This time around, he said he’s taken a different approach and he’s happy with that decision.
He’s spent a lifetime around golf — maybe two lifetimes — and likes where he’s been and where he’s headed.
“At least I’ll kind of have essentially an understanding of how things are,” he said, “and where they’re going and where I want to be.”
He wants to be back in the winner’s circle. But he’s also adjusting to a swing change with coach Chris Como, and that’s taken a while. He’s found himself uncomfortable over the ball too often, but has played long enough to know it’s about getting it in the hole more than showing off for style points.
But his health is good, his life balance is even better.
He feels awkward saying he’s not really in a groove, his 3-0 record notwithstanding. “I can’t fully let go,” he said.
He’s had only three bogeys in three rounds, one on Friday that was more than offset by six birdies. He’s completed his matches before ever setting foot at the 17th or 18th tee boxes.
For now, he’s back in the knockout stage of the Dell event where he will engage with match play wizard Matt Kuchar, who tied Tiger Woods with his 36th career victory in Match Play events by crushing Si Woo Kim 7 and 6.
“The guy is very straight down the middle, on the green” Day said of Kuchar. “When he gets hot with a putter, then he’s very difficult to beat. So I kind of have to stay in my own little world tomorrow and just not pay too much attention to him.”
Much of the attention all week has been focused on current stars like defending champion Scottie Scheffler, who took care of 17 seed Tom Kim to advance with a 3-0 record, and unbeaten No. 3 Rory McIlroy, who will stick around for weekend play and who still has the Austin Country Club patrons buzzing over his drive on 18 on Thursday that almost cleared the clubhouse.
Max Homa, who’s been on fire on the Tour, took the easiest route to the weekend. His opponent, former Masters champion Hideki Matsuyama, withdrew from the competition with a neck sprain while Homa was still on the driving range before their tee time.

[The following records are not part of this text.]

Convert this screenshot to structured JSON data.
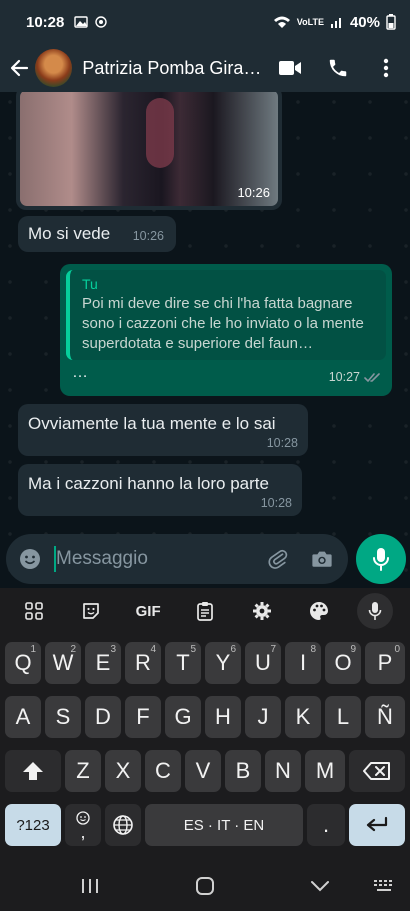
{
  "status_bar": {
    "time": "10:28",
    "battery": "40%",
    "network": "VoLTE"
  },
  "header": {
    "contact_name": "Patrizia Pomba Gira…",
    "icons": [
      "back-arrow-icon",
      "video-call-icon",
      "phone-icon",
      "more-vert-icon"
    ]
  },
  "messages": [
    {
      "type": "image",
      "direction": "in",
      "time": "10:26"
    },
    {
      "type": "text",
      "direction": "in",
      "text": "Mo si vede",
      "time": "10:26"
    },
    {
      "type": "reply",
      "direction": "out",
      "quoted_name": "Tu",
      "quoted_text": "Poi mi deve dire se chi l'ha fatta bagnare sono i cazzoni che le ho inviato o la mente superdotata e superiore del faun…",
      "body": "…",
      "time": "10:27",
      "status": "read"
    },
    {
      "type": "text",
      "direction": "in",
      "text": "Ovviamente la tua mente e lo sai",
      "time": "10:28"
    },
    {
      "type": "text",
      "direction": "in",
      "text": "Ma i cazzoni hanno la loro parte",
      "time": "10:28"
    }
  ],
  "composer": {
    "placeholder": "Messaggio",
    "icons": [
      "emoji-icon",
      "attach-icon",
      "camera-icon",
      "mic-icon"
    ]
  },
  "keyboard": {
    "toolbar": [
      "apps-grid-icon",
      "sticker-icon",
      "GIF",
      "clipboard-icon",
      "settings-icon",
      "palette-icon",
      "mic-icon"
    ],
    "row1": [
      {
        "k": "Q",
        "s": "1"
      },
      {
        "k": "W",
        "s": "2"
      },
      {
        "k": "E",
        "s": "3"
      },
      {
        "k": "R",
        "s": "4"
      },
      {
        "k": "T",
        "s": "5"
      },
      {
        "k": "Y",
        "s": "6"
      },
      {
        "k": "U",
        "s": "7"
      },
      {
        "k": "I",
        "s": "8"
      },
      {
        "k": "O",
        "s": "9"
      },
      {
        "k": "P",
        "s": "0"
      }
    ],
    "row2": [
      "A",
      "S",
      "D",
      "F",
      "G",
      "H",
      "J",
      "K",
      "L",
      "Ñ"
    ],
    "row3": [
      "Z",
      "X",
      "C",
      "V",
      "B",
      "N",
      "M"
    ],
    "sym_key": "?123",
    "emoji_comma": ",",
    "space_label": "ES · IT · EN",
    "period": "."
  },
  "colors": {
    "accent": "#00a884",
    "outgoing_bubble": "#005c4b",
    "incoming_bubble": "#1f2c34",
    "chat_bg": "#0b141a"
  }
}
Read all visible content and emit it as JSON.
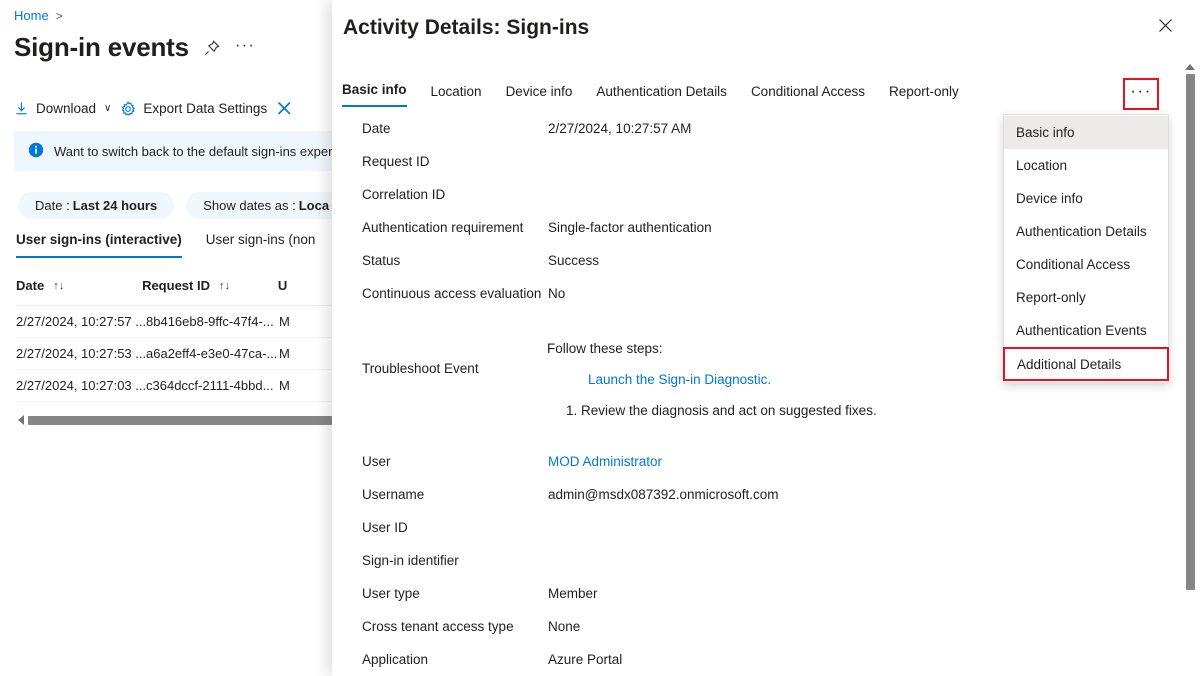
{
  "background": {
    "breadcrumb": {
      "home": "Home",
      "separator": ">"
    },
    "page_title": "Sign-in events",
    "more_label": "···",
    "command_bar": {
      "download": "Download",
      "download_chevron": "∨",
      "export_data_settings": "Export Data Settings"
    },
    "info_banner": "Want to switch back to the default sign-ins experi",
    "filters": [
      {
        "label": "Date :",
        "value": "Last 24 hours"
      },
      {
        "label": "Show dates as :",
        "value": "Loca"
      }
    ],
    "sub_tabs": [
      {
        "label": "User sign-ins (interactive)",
        "active": true
      },
      {
        "label": "User sign-ins (non",
        "active": false
      }
    ],
    "table": {
      "columns": [
        {
          "label": "Date",
          "sort": "↑↓"
        },
        {
          "label": "Request ID",
          "sort": "↑↓"
        },
        {
          "label": "U",
          "sort": ""
        }
      ],
      "rows": [
        {
          "date": "2/27/2024, 10:27:57 ...",
          "request_id": "8b416eb8-9ffc-47f4-...",
          "user": "M"
        },
        {
          "date": "2/27/2024, 10:27:53 ...",
          "request_id": "a6a2eff4-e3e0-47ca-...",
          "user": "M"
        },
        {
          "date": "2/27/2024, 10:27:03 ...",
          "request_id": "c364dccf-2111-4bbd...",
          "user": "M"
        }
      ]
    }
  },
  "panel": {
    "title": "Activity Details: Sign-ins",
    "close_label": "✕",
    "tabs": [
      {
        "label": "Basic info",
        "active": true
      },
      {
        "label": "Location",
        "active": false
      },
      {
        "label": "Device info",
        "active": false
      },
      {
        "label": "Authentication Details",
        "active": false
      },
      {
        "label": "Conditional Access",
        "active": false
      },
      {
        "label": "Report-only",
        "active": false
      }
    ],
    "tabs_overflow_label": "···",
    "dropdown": {
      "items": [
        {
          "label": "Basic info",
          "selected": true,
          "highlighted": false
        },
        {
          "label": "Location",
          "selected": false,
          "highlighted": false
        },
        {
          "label": "Device info",
          "selected": false,
          "highlighted": false
        },
        {
          "label": "Authentication Details",
          "selected": false,
          "highlighted": false
        },
        {
          "label": "Conditional Access",
          "selected": false,
          "highlighted": false
        },
        {
          "label": "Report-only",
          "selected": false,
          "highlighted": false
        },
        {
          "label": "Authentication Events",
          "selected": false,
          "highlighted": false
        },
        {
          "label": "Additional Details",
          "selected": false,
          "highlighted": true
        }
      ]
    },
    "fields_top": [
      {
        "label": "Date",
        "value": "2/27/2024, 10:27:57 AM",
        "link": false
      },
      {
        "label": "Request ID",
        "value": "",
        "link": false
      },
      {
        "label": "Correlation ID",
        "value": "",
        "link": false
      },
      {
        "label": "Authentication requirement",
        "value": "Single-factor authentication",
        "link": false
      },
      {
        "label": "Status",
        "value": "Success",
        "link": false
      },
      {
        "label": "Continuous access evaluation",
        "value": "No",
        "link": false
      }
    ],
    "troubleshoot": {
      "label": "Troubleshoot Event",
      "intro": "Follow these steps:",
      "link": "Launch the Sign-in Diagnostic.",
      "step": "1. Review the diagnosis and act on suggested fixes."
    },
    "fields_bottom": [
      {
        "label": "User",
        "value": "MOD Administrator",
        "link": true
      },
      {
        "label": "Username",
        "value": "admin@msdx087392.onmicrosoft.com",
        "link": false
      },
      {
        "label": "User ID",
        "value": "",
        "link": false
      },
      {
        "label": "Sign-in identifier",
        "value": "",
        "link": false
      },
      {
        "label": "User type",
        "value": "Member",
        "link": false
      },
      {
        "label": "Cross tenant access type",
        "value": "None",
        "link": false
      },
      {
        "label": "Application",
        "value": "Azure Portal",
        "link": false
      }
    ]
  },
  "colors": {
    "accent": "#0078d4",
    "highlight_box": "#e81123",
    "info_bg": "#eff6fc",
    "menu_selected": "#edebe9"
  }
}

Jordan Spieth wasn’t so fortunate because his opponent, Shane Lowry, was a competitive pain in the neck.
Spieth (1-2) never got into any rhythm this week, and his chances of winning his adopted hometown event for the first time evaporated quickly on a Friday that offered heavy mid-morning showers before clearing up with warming sunshine by afternoon. He got off to a disastrous start and trailed 5 down after eight holes.

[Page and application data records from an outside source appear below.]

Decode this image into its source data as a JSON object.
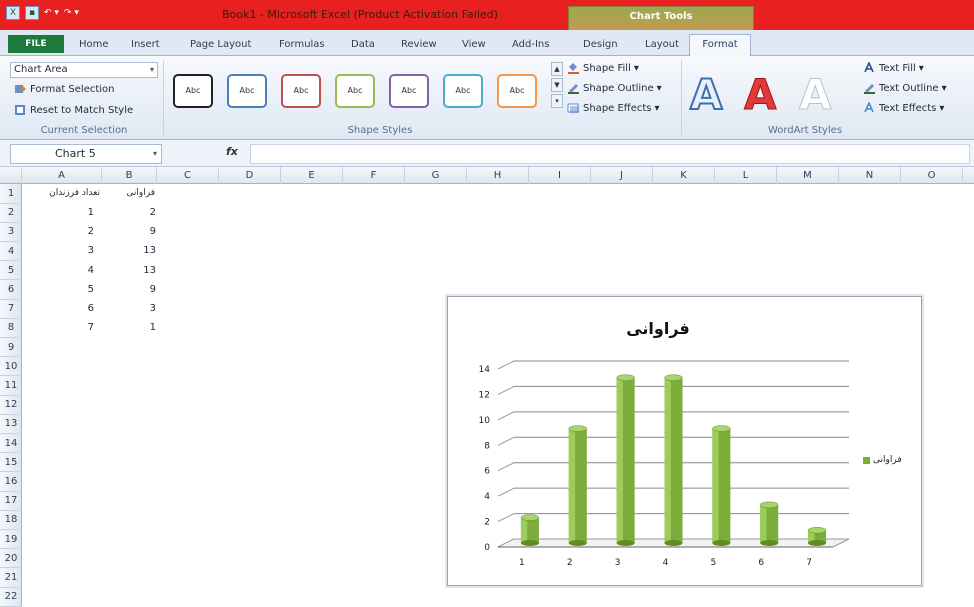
{
  "title_bar": {
    "app_title": "Book1 - Microsoft Excel (Product Activation Failed)",
    "context_tab": "Chart Tools"
  },
  "tabs": [
    "Home",
    "Insert",
    "Page Layout",
    "Formulas",
    "Data",
    "Review",
    "View",
    "Add-Ins",
    "Design",
    "Layout"
  ],
  "file_tab": "FILE",
  "active_tab": "Format",
  "ribbon": {
    "current_selection": {
      "selected": "Chart Area",
      "format_selection": "Format Selection",
      "reset_style": "Reset to Match Style",
      "label": "Current Selection"
    },
    "shape_styles": {
      "swatch_text": "Abc",
      "swatch_colors": [
        "#222222",
        "#4a7ebb",
        "#c0504d",
        "#9bbb59",
        "#8064a2",
        "#4bacc6",
        "#f79646"
      ],
      "shape_fill": "Shape Fill",
      "shape_outline": "Shape Outline",
      "shape_effects": "Shape Effects",
      "label": "Shape Styles"
    },
    "wordart_styles": {
      "glyph": "A",
      "text_fill": "Text Fill",
      "text_outline": "Text Outline",
      "text_effects": "Text Effects",
      "label": "WordArt Styles"
    }
  },
  "formula_bar": {
    "name_box": "Chart 5",
    "fx": "fx",
    "value": ""
  },
  "columns": [
    "A",
    "B",
    "C",
    "D",
    "E",
    "F",
    "G",
    "H",
    "I",
    "J",
    "K",
    "L",
    "M",
    "N",
    "O"
  ],
  "rows": [
    "1",
    "2",
    "3",
    "4",
    "5",
    "6",
    "7",
    "8",
    "9",
    "10",
    "11",
    "12",
    "13",
    "14",
    "15",
    "16",
    "17",
    "18",
    "19",
    "20",
    "21",
    "22"
  ],
  "sheet": {
    "header_a": "تعداد فرزندان",
    "header_b": "فراوانی",
    "col_a": [
      1,
      2,
      3,
      4,
      5,
      6,
      7
    ],
    "col_b": [
      2,
      9,
      13,
      13,
      9,
      3,
      1
    ]
  },
  "chart_data": {
    "type": "bar",
    "title": "فراوانی",
    "categories": [
      "1",
      "2",
      "3",
      "4",
      "5",
      "6",
      "7"
    ],
    "series": [
      {
        "name": "فراوانی",
        "values": [
          2,
          9,
          13,
          13,
          9,
          3,
          1
        ]
      }
    ],
    "ylim": [
      0,
      14
    ],
    "y_ticks": [
      0,
      2,
      4,
      6,
      8,
      10,
      12,
      14
    ],
    "grid": true,
    "legend_position": "right",
    "bar_color": "#7aad3a"
  }
}
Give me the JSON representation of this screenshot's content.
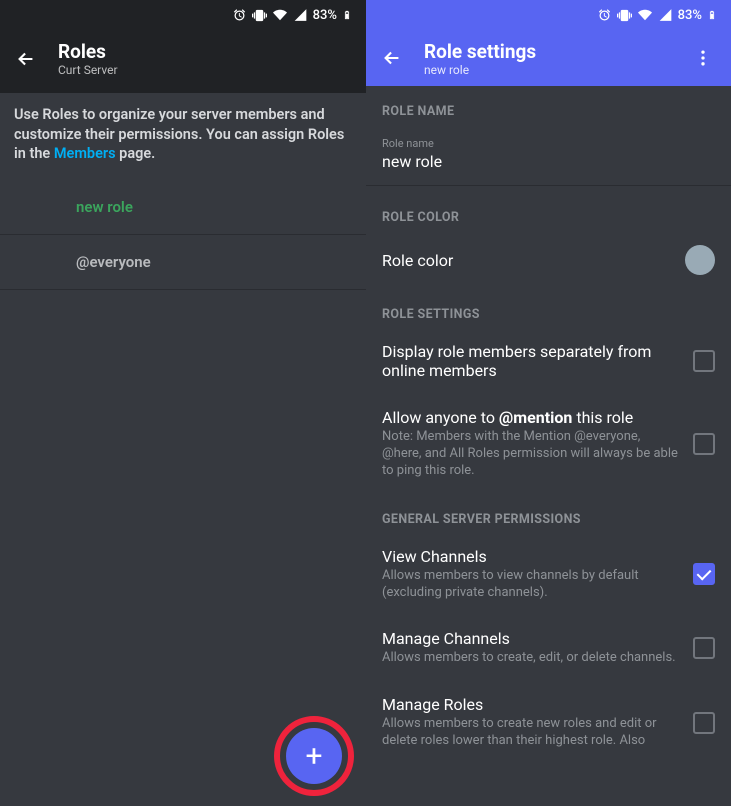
{
  "statusbar": {
    "battery": "83%"
  },
  "left": {
    "title": "Roles",
    "subtitle": "Curt Server",
    "intro_pre": "Use Roles to organize your server members and customize their permissions. You can assign Roles in the ",
    "intro_link": "Members",
    "intro_post": " page.",
    "roles": [
      {
        "name": "new role",
        "cls": "new"
      },
      {
        "name": "@everyone",
        "cls": "everyone"
      }
    ],
    "fab": "+"
  },
  "right": {
    "title": "Role settings",
    "subtitle": "new role",
    "sections": {
      "role_name_header": "ROLE NAME",
      "role_name_label": "Role name",
      "role_name_value": "new role",
      "role_color_header": "ROLE COLOR",
      "role_color_label": "Role color",
      "role_settings_header": "ROLE SETTINGS",
      "display_sep": "Display role members separately from online members",
      "mention_title_pre": "Allow anyone to ",
      "mention_title_bold": "@mention",
      "mention_title_post": " this role",
      "mention_desc": "Note: Members with the Mention @everyone, @here, and All Roles permission will always be able to ping this role.",
      "general_perms_header": "GENERAL SERVER PERMISSIONS",
      "view_channels_title": "View Channels",
      "view_channels_desc": "Allows members to view channels by default (excluding private channels).",
      "manage_channels_title": "Manage Channels",
      "manage_channels_desc": "Allows members to create, edit, or delete channels.",
      "manage_roles_title": "Manage Roles",
      "manage_roles_desc": "Allows members to create new roles and edit or delete roles lower than their highest role. Also"
    }
  }
}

He did make one of his patented charges with four birdies in his last six holes but his eagle try on 16 came up six inches short, and Lowry won 2 and 1 even though both failed to advance out of group play.
In all, of the 15 golfers who entered Friday’s pod play with 2-0 records, 10 of them, including defending Valero Open champion J.J. Spaun as the 61st seed, moved on into Saturday’s Round of 16.

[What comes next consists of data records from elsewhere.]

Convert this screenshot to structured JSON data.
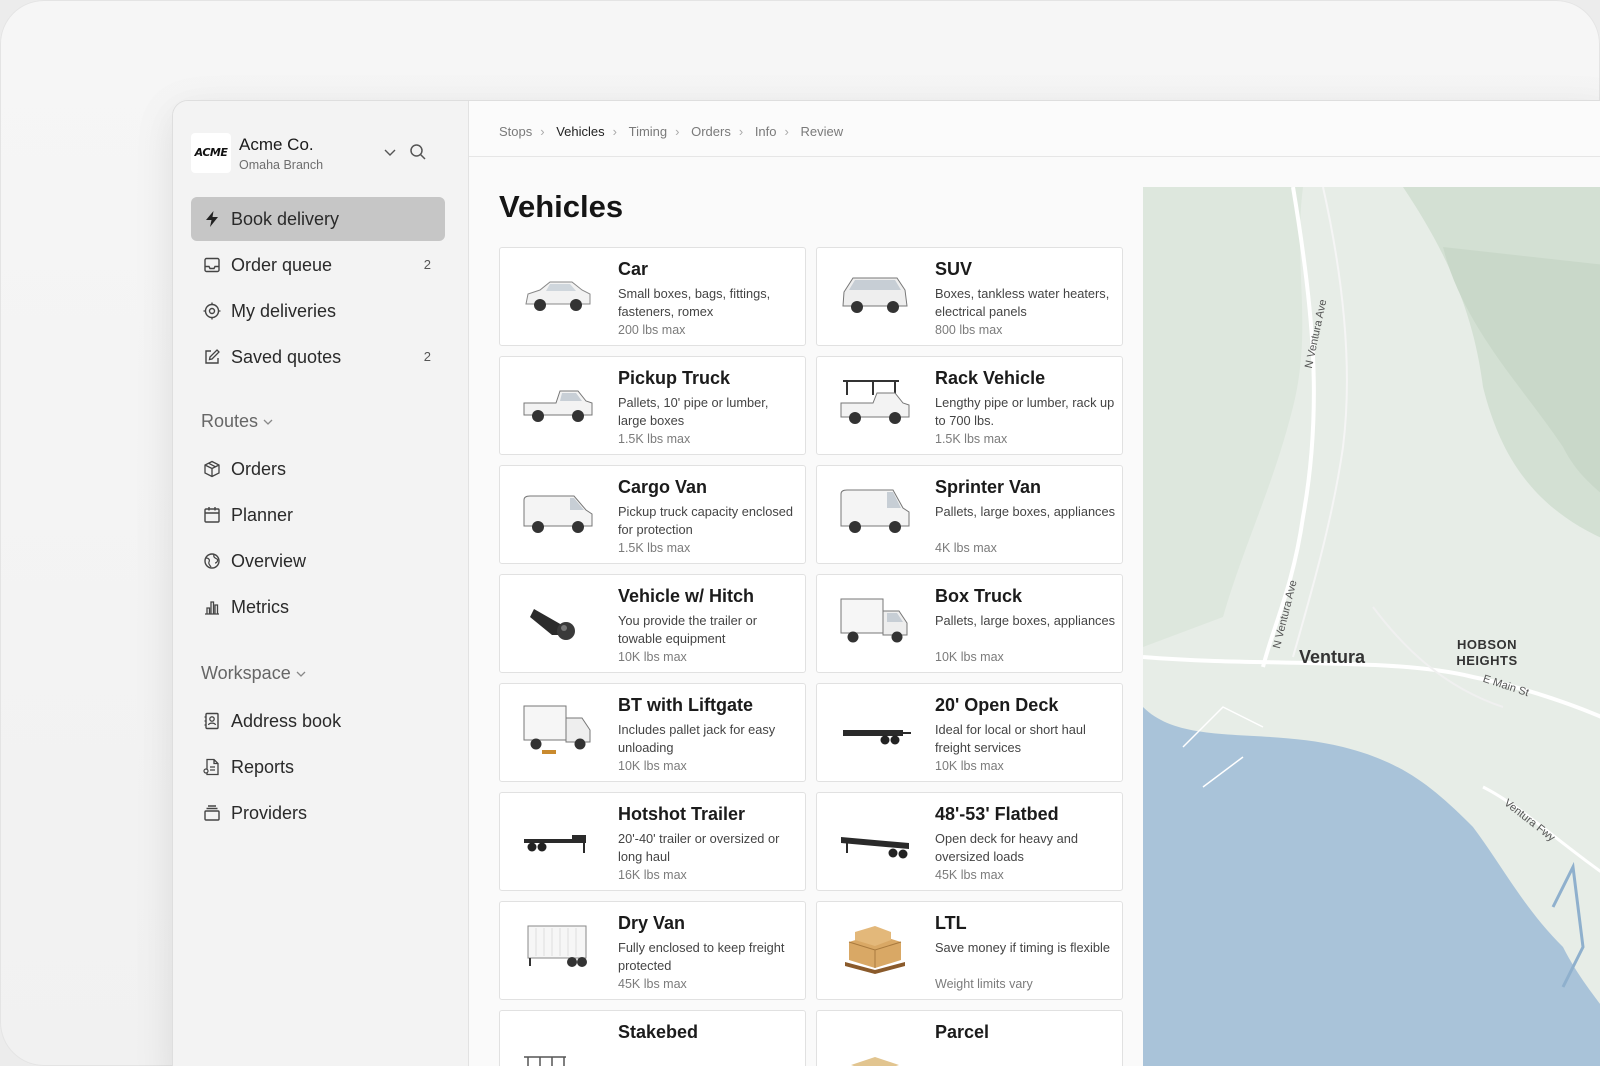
{
  "org": {
    "logo": "ACME",
    "name": "Acme Co.",
    "branch": "Omaha Branch"
  },
  "nav": {
    "primary": [
      {
        "label": "Book delivery",
        "icon": "bolt-icon",
        "count": ""
      },
      {
        "label": "Order queue",
        "icon": "inbox-icon",
        "count": "2"
      },
      {
        "label": "My deliveries",
        "icon": "target-icon",
        "count": ""
      },
      {
        "label": "Saved quotes",
        "icon": "edit-icon",
        "count": "2"
      }
    ],
    "routes_label": "Routes",
    "routes": [
      {
        "label": "Orders",
        "icon": "box-icon"
      },
      {
        "label": "Planner",
        "icon": "calendar-icon"
      },
      {
        "label": "Overview",
        "icon": "globe-icon"
      },
      {
        "label": "Metrics",
        "icon": "bar-chart-icon"
      }
    ],
    "workspace_label": "Workspace",
    "workspace": [
      {
        "label": "Address book",
        "icon": "contact-book-icon"
      },
      {
        "label": "Reports",
        "icon": "report-icon"
      },
      {
        "label": "Providers",
        "icon": "stack-icon"
      }
    ]
  },
  "breadcrumbs": [
    "Stops",
    "Vehicles",
    "Timing",
    "Orders",
    "Info",
    "Review"
  ],
  "current_step": "Vehicles",
  "page_title": "Vehicles",
  "vehicles": [
    {
      "name": "Car",
      "desc": "Small boxes, bags, fittings, fasteners, romex",
      "max": "200 lbs max",
      "icon": "car-icon"
    },
    {
      "name": "SUV",
      "desc": "Boxes, tankless water heaters, electrical panels",
      "max": "800 lbs max",
      "icon": "suv-icon"
    },
    {
      "name": "Pickup Truck",
      "desc": "Pallets, 10' pipe or lumber, large boxes",
      "max": "1.5K lbs max",
      "icon": "pickup-truck-icon"
    },
    {
      "name": "Rack Vehicle",
      "desc": "Lengthy pipe or lumber, rack up to 700 lbs.",
      "max": "1.5K lbs max",
      "icon": "rack-truck-icon"
    },
    {
      "name": "Cargo Van",
      "desc": "Pickup truck capacity enclosed for protection",
      "max": "1.5K lbs max",
      "icon": "cargo-van-icon"
    },
    {
      "name": "Sprinter Van",
      "desc": "Pallets, large boxes, appliances",
      "max": "4K lbs max",
      "icon": "sprinter-van-icon"
    },
    {
      "name": "Vehicle w/ Hitch",
      "desc": "You provide the trailer or towable equipment",
      "max": "10K lbs max",
      "icon": "hitch-icon"
    },
    {
      "name": "Box Truck",
      "desc": "Pallets, large boxes, appliances",
      "max": "10K lbs max",
      "icon": "box-truck-icon"
    },
    {
      "name": "BT with Liftgate",
      "desc": "Includes pallet jack for easy unloading",
      "max": "10K lbs max",
      "icon": "liftgate-truck-icon"
    },
    {
      "name": "20' Open Deck",
      "desc": "Ideal for local or short haul freight services",
      "max": "10K lbs max",
      "icon": "open-deck-trailer-icon"
    },
    {
      "name": "Hotshot Trailer",
      "desc": "20'-40' trailer or oversized or long haul",
      "max": "16K lbs max",
      "icon": "hotshot-trailer-icon"
    },
    {
      "name": "48'-53' Flatbed",
      "desc": "Open deck for heavy and oversized loads",
      "max": "45K lbs max",
      "icon": "flatbed-trailer-icon"
    },
    {
      "name": "Dry Van",
      "desc": "Fully enclosed to keep freight protected",
      "max": "45K lbs max",
      "icon": "dry-van-trailer-icon"
    },
    {
      "name": "LTL",
      "desc": "Save money if timing is flexible",
      "max": "Weight limits vary",
      "icon": "pallet-boxes-icon"
    },
    {
      "name": "Stakebed",
      "desc": "",
      "max": "",
      "icon": "stakebed-icon"
    },
    {
      "name": "Parcel",
      "desc": "",
      "max": "",
      "icon": "parcel-icon"
    }
  ],
  "map": {
    "labels": {
      "city": "Ventura",
      "district": "HOBSON HEIGHTS",
      "street_1": "N Ventura Ave",
      "street_2": "N Ventura Ave",
      "street_3": "E Main St",
      "street_4": "Ventura Fwy"
    },
    "colors": {
      "land": "#e6ece6",
      "water": "#a9c3d9",
      "park": "#d2dfd2"
    }
  }
}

Day was one of them as well as the 32nd seed, and no one should sleep on the personable but competitive guy, who has his own set of followers at ACC.
He’s won this event twice, including the first time the Dell Match Play came to Austin Country Club in 2016, and he’s very much in the thick of it again in the tournament’s final installment this year.
Day’s a little reluctant to call him one of the elder statesmen of the game. But he does concede that time has marched on.
“I’m definitely older than a lot of the guys now,” Day said. “Obviously, Tom Kim is our youngest guy. This is, I think, my 16th season or something like that. But I must say I’m playing against an older guy tomorrow, so that’s going to be fun.”
That older guy got the better of him in that 2013 semifinals when he blasted Day 4 and 3. Kuchar, who will carry an impressive 36-11-5 match play record into Saturday morning’s Round of 16, went on to beat Hunter Mahan in that final a decade ago for his only WGC title.
But Kuchar has competed well at ACC, bowing out against Scheffler in the 2021 Dell semis and losing to Kevin Kisner in the 2019 championship match.
“He’s a tough guy to beat,” Day said.
The journey continues.